▶ [WHAT YOU ARE ASKED TO DO]: If a line in the records below contains the word "installation", copy it out.

Excerpts from an interface dataset
•••••

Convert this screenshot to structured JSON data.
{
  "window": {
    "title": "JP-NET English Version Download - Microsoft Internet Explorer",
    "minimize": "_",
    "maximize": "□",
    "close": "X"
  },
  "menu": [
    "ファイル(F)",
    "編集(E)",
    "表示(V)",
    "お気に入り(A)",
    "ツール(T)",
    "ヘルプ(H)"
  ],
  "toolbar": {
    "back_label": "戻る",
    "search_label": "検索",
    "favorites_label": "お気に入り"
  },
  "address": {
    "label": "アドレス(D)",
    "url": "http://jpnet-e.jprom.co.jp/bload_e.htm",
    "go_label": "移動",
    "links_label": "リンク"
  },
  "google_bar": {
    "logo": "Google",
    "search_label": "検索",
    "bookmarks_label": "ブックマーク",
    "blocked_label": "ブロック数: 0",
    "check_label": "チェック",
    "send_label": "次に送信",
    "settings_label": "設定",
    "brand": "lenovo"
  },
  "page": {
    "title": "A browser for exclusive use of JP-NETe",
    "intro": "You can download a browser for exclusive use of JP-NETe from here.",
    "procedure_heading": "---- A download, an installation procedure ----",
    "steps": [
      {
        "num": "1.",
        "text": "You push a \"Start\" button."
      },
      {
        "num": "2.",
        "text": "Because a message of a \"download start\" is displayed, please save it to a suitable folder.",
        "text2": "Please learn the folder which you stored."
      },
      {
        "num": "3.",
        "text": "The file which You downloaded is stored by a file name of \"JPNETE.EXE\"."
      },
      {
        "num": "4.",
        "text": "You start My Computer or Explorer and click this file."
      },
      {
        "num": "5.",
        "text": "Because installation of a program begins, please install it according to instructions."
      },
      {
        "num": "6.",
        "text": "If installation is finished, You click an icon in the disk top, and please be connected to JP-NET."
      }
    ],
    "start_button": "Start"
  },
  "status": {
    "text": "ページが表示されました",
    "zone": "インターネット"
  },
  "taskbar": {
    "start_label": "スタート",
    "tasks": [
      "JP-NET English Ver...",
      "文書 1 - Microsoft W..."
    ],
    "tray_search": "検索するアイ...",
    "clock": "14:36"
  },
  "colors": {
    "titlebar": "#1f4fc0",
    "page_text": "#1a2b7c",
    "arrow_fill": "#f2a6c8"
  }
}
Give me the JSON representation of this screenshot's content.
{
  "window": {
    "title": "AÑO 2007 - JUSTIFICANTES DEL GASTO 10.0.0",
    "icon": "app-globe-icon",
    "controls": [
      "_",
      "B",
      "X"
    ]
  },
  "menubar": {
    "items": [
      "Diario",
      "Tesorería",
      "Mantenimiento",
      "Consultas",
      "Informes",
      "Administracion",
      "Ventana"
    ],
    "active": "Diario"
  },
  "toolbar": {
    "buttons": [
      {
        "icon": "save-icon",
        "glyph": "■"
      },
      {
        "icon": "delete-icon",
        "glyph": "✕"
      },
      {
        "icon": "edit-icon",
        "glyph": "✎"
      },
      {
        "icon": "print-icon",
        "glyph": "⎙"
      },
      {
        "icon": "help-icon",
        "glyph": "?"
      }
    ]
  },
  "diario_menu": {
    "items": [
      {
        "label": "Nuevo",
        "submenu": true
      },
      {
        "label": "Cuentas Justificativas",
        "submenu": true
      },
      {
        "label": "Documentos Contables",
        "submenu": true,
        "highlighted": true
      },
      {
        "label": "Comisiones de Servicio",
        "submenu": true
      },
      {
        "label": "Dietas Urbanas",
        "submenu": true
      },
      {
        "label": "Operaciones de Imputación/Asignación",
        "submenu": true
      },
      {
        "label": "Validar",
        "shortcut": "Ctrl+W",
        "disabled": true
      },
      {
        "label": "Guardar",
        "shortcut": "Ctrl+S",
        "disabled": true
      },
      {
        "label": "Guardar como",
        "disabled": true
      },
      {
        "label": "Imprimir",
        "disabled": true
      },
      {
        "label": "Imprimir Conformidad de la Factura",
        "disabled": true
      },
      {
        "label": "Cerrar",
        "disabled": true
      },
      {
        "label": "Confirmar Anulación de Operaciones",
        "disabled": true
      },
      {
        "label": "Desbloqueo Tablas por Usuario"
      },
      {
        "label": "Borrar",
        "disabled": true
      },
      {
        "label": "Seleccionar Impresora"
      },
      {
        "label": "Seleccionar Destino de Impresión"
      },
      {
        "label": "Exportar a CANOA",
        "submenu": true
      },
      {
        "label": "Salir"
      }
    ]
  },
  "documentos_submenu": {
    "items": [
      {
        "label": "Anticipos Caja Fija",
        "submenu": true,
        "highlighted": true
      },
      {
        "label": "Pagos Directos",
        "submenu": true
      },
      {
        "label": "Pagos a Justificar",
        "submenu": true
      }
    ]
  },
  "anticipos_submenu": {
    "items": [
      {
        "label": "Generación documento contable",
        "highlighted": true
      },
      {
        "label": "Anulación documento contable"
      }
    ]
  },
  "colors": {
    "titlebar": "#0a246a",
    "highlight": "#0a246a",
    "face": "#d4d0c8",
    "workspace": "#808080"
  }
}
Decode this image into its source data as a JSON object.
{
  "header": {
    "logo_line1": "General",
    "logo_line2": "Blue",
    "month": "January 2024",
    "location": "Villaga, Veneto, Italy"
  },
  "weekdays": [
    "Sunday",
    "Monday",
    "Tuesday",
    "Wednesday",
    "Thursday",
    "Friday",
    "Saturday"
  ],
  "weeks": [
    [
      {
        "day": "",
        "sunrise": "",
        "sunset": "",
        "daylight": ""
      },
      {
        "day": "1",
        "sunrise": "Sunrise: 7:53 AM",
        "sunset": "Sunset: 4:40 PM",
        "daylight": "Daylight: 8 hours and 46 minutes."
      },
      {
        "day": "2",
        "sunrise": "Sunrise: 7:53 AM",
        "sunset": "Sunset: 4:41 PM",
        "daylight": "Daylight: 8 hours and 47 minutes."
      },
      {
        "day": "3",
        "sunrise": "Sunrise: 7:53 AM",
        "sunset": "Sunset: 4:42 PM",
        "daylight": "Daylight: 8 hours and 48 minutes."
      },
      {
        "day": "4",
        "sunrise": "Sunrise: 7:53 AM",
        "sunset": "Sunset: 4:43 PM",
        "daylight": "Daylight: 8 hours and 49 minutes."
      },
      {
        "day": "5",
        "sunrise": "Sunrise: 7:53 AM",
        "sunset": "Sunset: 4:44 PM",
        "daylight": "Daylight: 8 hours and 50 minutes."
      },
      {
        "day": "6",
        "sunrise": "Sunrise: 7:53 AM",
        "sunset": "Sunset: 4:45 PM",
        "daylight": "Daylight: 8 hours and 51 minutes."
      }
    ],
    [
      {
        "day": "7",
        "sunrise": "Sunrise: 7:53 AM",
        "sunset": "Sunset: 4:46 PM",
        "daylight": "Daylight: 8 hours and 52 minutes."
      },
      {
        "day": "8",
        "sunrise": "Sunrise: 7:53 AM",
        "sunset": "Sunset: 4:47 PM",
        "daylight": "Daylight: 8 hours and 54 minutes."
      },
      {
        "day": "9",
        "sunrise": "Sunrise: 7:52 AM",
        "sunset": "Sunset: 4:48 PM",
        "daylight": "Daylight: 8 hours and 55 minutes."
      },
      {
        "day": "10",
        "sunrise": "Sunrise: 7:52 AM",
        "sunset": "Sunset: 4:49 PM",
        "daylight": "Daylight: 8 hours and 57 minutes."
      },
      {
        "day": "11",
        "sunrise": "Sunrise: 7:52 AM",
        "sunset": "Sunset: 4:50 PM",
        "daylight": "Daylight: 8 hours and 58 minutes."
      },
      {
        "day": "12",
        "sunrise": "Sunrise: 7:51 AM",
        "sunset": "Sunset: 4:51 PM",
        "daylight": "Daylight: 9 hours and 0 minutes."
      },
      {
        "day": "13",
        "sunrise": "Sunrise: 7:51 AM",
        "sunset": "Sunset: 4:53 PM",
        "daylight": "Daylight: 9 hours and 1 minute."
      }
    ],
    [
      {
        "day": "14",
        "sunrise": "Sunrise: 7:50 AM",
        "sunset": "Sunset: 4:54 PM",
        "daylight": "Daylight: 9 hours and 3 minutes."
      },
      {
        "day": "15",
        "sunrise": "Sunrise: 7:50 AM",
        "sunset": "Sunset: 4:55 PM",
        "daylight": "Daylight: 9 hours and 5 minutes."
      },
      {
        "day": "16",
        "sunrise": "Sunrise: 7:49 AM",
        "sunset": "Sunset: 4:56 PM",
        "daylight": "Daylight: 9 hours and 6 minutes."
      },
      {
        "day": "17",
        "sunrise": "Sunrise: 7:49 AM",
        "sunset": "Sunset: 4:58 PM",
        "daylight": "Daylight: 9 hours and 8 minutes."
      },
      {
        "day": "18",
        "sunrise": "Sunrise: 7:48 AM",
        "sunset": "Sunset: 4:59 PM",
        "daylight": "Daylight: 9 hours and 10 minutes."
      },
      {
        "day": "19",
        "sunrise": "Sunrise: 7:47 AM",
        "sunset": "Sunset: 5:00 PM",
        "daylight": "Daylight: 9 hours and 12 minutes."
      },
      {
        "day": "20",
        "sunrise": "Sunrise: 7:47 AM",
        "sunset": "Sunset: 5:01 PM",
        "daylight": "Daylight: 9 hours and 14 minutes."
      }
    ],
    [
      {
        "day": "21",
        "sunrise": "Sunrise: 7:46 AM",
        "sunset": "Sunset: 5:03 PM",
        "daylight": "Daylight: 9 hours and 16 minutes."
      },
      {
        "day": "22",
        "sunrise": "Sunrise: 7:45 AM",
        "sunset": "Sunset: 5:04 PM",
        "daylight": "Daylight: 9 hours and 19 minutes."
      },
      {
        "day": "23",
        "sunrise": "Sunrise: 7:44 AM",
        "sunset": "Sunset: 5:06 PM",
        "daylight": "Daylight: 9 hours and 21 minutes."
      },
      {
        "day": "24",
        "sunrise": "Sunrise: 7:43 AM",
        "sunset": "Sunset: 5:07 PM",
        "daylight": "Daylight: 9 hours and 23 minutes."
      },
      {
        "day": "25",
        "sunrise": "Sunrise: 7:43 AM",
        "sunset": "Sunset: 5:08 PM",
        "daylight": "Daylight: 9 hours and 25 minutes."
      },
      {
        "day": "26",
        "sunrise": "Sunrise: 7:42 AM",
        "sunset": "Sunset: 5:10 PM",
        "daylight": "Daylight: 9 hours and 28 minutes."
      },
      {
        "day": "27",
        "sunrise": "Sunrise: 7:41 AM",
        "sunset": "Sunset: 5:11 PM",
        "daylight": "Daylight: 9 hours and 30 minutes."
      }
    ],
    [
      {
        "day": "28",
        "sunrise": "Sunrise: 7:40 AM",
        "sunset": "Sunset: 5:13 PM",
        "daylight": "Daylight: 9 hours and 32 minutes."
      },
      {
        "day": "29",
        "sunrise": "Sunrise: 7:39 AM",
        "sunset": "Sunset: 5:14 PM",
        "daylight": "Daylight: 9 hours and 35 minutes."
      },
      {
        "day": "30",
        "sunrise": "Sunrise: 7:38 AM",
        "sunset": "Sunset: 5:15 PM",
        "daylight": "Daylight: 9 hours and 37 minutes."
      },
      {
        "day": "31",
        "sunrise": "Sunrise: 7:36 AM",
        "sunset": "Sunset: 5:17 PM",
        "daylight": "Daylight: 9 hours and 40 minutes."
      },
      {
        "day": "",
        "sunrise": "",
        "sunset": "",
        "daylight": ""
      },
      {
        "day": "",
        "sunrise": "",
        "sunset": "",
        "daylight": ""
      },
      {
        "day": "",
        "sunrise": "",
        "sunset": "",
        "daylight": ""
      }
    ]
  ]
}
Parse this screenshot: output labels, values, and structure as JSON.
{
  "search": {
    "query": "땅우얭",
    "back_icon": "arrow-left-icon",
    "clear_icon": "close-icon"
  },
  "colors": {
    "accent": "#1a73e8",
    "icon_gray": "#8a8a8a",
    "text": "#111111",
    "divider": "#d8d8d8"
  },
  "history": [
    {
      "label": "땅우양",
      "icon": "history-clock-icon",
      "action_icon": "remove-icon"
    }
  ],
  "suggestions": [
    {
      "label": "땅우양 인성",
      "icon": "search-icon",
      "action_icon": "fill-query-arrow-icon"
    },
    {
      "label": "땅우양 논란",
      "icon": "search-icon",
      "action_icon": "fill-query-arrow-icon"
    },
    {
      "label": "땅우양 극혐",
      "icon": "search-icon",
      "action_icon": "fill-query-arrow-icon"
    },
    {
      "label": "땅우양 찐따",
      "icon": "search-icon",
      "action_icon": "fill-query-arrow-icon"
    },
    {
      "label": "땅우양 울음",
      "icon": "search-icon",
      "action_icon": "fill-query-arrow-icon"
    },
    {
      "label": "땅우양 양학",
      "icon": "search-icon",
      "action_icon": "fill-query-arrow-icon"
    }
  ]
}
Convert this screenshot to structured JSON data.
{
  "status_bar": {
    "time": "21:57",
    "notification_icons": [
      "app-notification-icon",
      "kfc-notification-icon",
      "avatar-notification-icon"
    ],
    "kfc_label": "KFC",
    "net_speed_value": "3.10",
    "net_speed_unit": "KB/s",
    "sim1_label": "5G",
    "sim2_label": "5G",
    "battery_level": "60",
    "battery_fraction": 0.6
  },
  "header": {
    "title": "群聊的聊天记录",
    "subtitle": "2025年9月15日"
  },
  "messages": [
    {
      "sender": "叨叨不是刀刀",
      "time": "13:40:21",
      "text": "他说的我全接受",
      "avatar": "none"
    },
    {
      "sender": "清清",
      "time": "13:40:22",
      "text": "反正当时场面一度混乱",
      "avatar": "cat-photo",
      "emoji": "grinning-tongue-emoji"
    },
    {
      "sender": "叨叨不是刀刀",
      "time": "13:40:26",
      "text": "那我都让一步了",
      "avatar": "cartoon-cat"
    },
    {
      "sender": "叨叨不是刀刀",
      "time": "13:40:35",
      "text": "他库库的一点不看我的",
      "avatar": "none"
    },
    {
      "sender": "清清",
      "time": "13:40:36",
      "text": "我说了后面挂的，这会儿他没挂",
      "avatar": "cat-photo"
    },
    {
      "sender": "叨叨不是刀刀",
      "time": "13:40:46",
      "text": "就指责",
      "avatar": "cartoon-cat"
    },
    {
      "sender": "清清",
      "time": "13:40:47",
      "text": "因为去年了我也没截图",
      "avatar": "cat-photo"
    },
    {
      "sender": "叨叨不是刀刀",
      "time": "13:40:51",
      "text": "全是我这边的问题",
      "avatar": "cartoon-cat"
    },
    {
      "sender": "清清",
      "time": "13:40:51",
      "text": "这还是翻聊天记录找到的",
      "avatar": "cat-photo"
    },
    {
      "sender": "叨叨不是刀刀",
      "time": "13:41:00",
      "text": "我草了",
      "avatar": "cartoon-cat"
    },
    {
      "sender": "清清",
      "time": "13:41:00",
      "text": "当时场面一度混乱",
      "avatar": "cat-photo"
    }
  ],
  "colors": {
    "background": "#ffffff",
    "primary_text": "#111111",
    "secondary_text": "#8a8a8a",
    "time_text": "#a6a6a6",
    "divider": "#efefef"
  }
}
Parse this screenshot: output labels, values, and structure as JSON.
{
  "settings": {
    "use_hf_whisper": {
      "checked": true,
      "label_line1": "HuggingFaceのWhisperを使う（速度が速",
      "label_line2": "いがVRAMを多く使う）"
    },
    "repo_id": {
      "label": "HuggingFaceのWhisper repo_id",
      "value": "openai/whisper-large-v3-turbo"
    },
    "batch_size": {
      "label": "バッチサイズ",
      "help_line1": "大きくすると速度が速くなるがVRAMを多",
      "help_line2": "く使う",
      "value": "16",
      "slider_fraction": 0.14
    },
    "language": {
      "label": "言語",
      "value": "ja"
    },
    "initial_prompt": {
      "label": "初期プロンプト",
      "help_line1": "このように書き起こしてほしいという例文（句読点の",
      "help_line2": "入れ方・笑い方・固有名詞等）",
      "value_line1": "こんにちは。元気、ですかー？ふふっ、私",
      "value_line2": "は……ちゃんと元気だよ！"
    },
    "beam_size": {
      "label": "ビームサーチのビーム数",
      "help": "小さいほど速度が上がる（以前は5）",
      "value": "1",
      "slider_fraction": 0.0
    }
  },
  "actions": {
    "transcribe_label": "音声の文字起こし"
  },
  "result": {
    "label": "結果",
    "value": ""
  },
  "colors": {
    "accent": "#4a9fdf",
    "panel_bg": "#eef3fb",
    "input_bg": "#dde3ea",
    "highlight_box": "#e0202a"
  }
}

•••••

▶ [OUTPUT]:
    "procedure_heading": "---- A download, an installation procedure ----",
        "text": "Because installation of a program begins, please install it according to instructions."
        "text": "If installation is finished, You click an icon in the disk top, and please be connected to JP-NET."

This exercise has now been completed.